    What made that happen? Someone at the company was responsible for setting up the pre-defined phrases in the chat application. There was probably a fair amount of research that went into the possibilities, based on customer call center logs. The person in charge probably tore their hair out trying to make sure they covered all the branches that might occur. But call center logs only showed this person the places customers were tripping over existing glitches or obsfucating terminology. There was nothing about emotional states like fear of pending changes in a credit score based on not being able to perform a transaction. There was no way in the branching structure to show employees how to prioritize or how to keep trying to define what the problem is and find the right answer. Despite the fact the person who set up the system studied actual call data, they were still detached from the real life of the customers who called.

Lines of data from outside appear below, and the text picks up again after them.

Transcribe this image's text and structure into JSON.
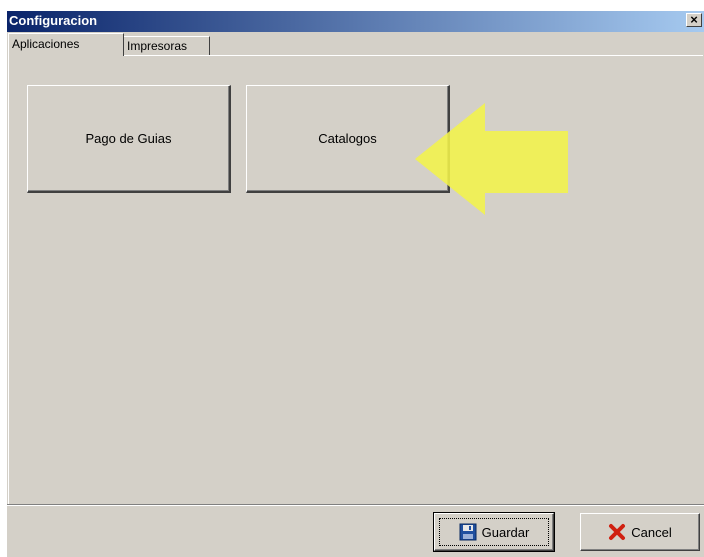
{
  "window": {
    "title": "Configuracion",
    "close_label": "×"
  },
  "tabs": [
    {
      "label": "Aplicaciones",
      "active": true
    },
    {
      "label": "Impresoras",
      "active": false
    }
  ],
  "applications": {
    "buttons": [
      {
        "label": "Pago de Guias"
      },
      {
        "label": "Catalogos"
      }
    ]
  },
  "annotation": {
    "arrow_color": "#f2f24a",
    "icon": "highlight-arrow-icon"
  },
  "footer": {
    "save_label": "Guardar",
    "save_icon": "floppy-disk-icon",
    "cancel_label": "Cancel",
    "cancel_icon": "red-x-icon"
  },
  "colors": {
    "title_gradient_start": "#0a246a",
    "title_gradient_end": "#a6caf0",
    "face": "#d4d0c8"
  }
}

    Detachment is the critical failing of many organizations. Having open-ended conversations with customers (and people who might be potential customers) is difficult and scary. It’s much easier to analyze data and run numbers. It sounds more scientific and reliable. Talking to strangers takes social skills. Deriving meaning from a set of transcripts is tricky. It’s hard to see where real decisions can be made based on this squishy, qualitative way of “grokking” things. But honestly, at this point it’s the best tool out there for getting beyond the branching, pre-defined phrases that prevent company representatives from creating a happy customer. Is the efficiency savings really that much higher than the cost of letting horror stories circulate and prevent new customers from signing up? Can organizations afford to remain separated this way from the people they serve?

    I have been working with a symphony recently, trying to learn what cultural-arts attendees want from an evening out. It has been a learning experience for me to work with an arts organization mainly because the human emotional element–the passion to achieve something–is very much present and embraced. In most other organizations I work with, humanity is given a back seat to effectiveness and calculations, if it is acknowledged at all. I have learned that a music director is not as aloof, let’s say, as his business counterparts. A music director understands where the owners/contributors want the symphony to go for the season, he knows what attracts ticket-buyers, and he also knows the skills and challenges of each and every musician working with him. He doesn’t choose what to perform based on statistics from iTunes or based on popularity on the world classical circuit. A good music director talks to audience members to understand not only reactions to performances but what a symphony-goer is trying to fulfill in an evening at the music hall. Moreover, it’s not about figuring everything out in advance, planning and training people, and just putting it on autopilot the night of the performance. A symphony conductor is constantly watching and listening–the musicians and the audience–and making minute adjustments as he goes so that the oboe player has time to catch a breath after her extra-passionate solo, or so that the guy coughing during the pause between movements has a chance to clear his throat in order to comfortably enjoy the next emotional passage. I have a lot of admiration for a director who knows the passions that make his audience, his contributors, his co-workers, and his board members tick. I wish businesses weren’t adverse to knowing this kind of information. (Positive examples do exist! Zappos has received quite a bit of press about their warm-hearted practices.)

    Aloof means remote, separate, detached, and uninvolved. Antonyms for aloof are concerned, friendly, and sociable. Notice anything that looks like current technology trends?